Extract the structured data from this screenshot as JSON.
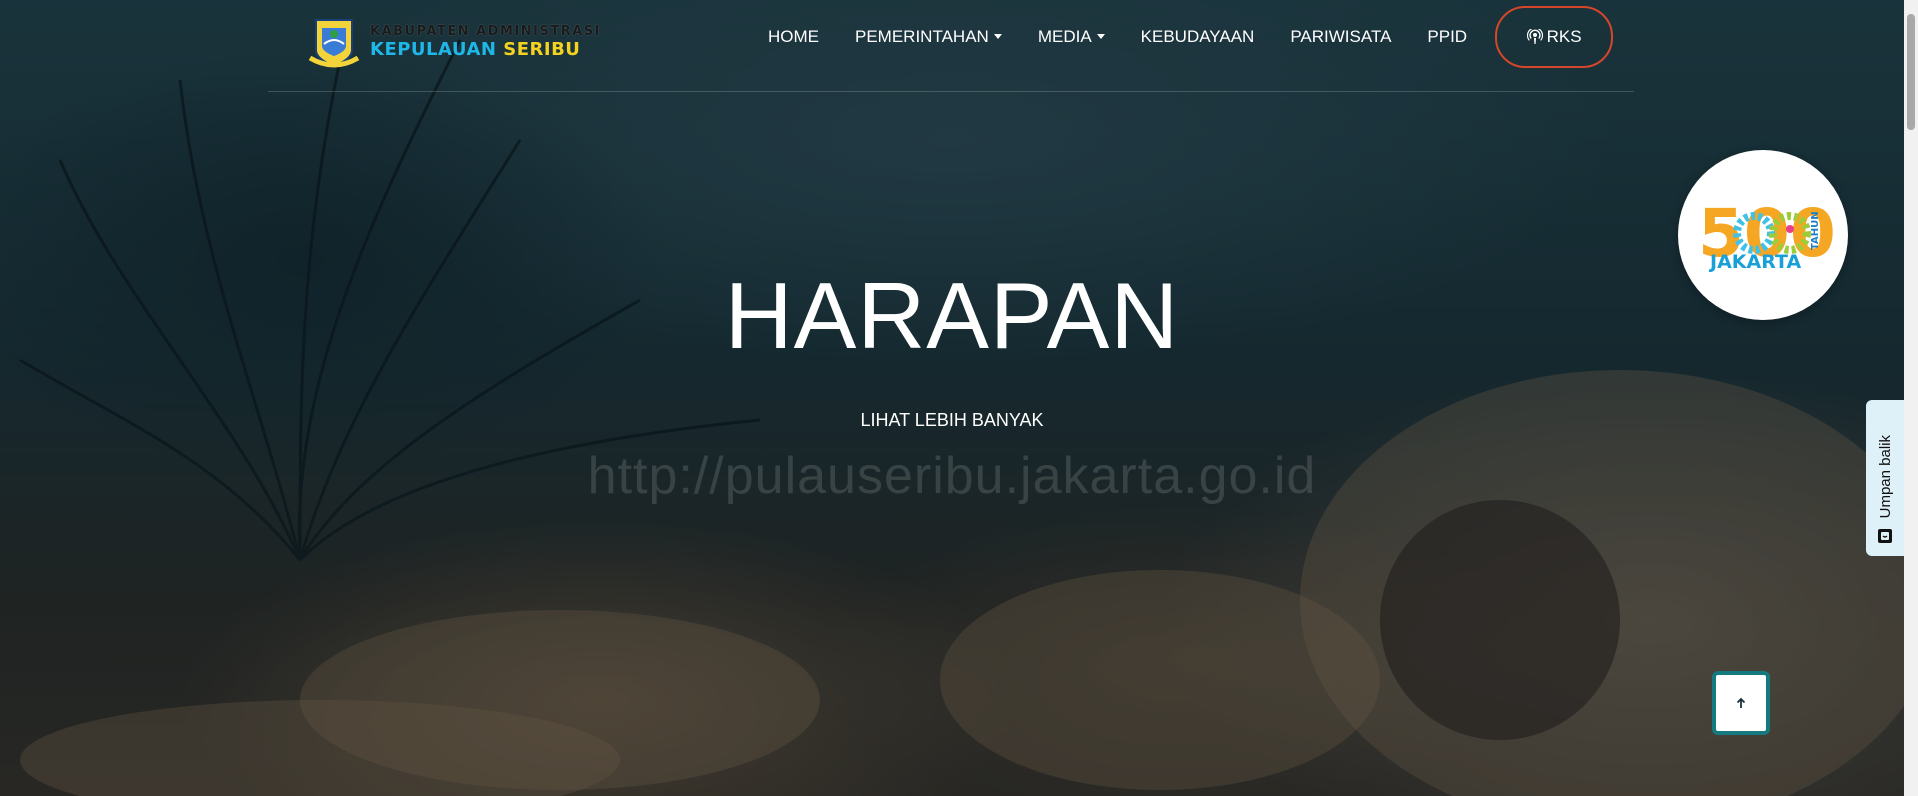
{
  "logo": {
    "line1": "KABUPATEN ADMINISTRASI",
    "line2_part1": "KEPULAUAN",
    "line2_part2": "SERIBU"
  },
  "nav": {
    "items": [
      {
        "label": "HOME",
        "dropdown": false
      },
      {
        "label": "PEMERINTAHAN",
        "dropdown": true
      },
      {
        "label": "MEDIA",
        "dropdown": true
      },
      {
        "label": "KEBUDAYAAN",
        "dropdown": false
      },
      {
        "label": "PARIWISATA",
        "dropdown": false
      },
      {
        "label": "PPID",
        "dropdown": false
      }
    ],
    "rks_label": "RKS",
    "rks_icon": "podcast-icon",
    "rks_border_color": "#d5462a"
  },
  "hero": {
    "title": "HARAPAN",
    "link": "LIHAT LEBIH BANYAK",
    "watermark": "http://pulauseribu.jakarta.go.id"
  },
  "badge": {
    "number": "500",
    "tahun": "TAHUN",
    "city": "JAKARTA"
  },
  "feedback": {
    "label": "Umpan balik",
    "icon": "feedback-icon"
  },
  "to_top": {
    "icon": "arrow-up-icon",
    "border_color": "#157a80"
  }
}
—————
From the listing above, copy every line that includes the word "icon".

## [TASK OUTPUT]
    "rks_icon": "podcast-icon",
    "icon": "feedback-icon"
    "icon": "arrow-up-icon",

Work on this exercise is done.